* **DATA SHOWN**
=== Section Start ===

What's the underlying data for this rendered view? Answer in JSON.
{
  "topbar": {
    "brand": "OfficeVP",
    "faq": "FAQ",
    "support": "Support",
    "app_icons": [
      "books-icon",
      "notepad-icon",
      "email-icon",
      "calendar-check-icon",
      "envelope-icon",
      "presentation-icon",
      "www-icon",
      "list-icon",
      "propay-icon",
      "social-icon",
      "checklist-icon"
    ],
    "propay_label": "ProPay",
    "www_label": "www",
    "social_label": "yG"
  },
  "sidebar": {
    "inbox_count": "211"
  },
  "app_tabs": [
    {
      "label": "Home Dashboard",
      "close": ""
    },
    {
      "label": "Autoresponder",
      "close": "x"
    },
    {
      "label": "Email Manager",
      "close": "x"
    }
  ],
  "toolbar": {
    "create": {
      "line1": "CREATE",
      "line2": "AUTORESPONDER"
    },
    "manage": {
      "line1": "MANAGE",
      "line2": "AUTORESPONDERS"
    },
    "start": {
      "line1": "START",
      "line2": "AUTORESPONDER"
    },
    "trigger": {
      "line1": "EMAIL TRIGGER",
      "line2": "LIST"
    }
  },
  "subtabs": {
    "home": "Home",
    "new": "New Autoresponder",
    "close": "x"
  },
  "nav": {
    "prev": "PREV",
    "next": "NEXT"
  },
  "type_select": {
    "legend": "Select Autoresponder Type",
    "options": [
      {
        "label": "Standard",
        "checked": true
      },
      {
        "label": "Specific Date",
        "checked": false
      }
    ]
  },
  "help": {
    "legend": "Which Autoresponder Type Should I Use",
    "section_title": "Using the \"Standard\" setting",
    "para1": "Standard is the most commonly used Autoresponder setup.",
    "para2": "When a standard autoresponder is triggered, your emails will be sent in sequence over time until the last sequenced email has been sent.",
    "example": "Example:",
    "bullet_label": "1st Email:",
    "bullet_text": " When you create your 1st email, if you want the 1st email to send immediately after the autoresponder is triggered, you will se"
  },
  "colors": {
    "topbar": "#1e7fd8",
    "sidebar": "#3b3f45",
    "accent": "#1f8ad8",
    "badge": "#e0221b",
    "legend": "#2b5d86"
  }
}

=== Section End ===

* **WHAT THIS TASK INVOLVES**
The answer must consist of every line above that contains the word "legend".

* **ANSWER TO THIS PROBLEM**
    "legend": "Select Autoresponder Type",
    "legend": "Which Autoresponder Type Should I Use",
    "legend": "#2b5d86"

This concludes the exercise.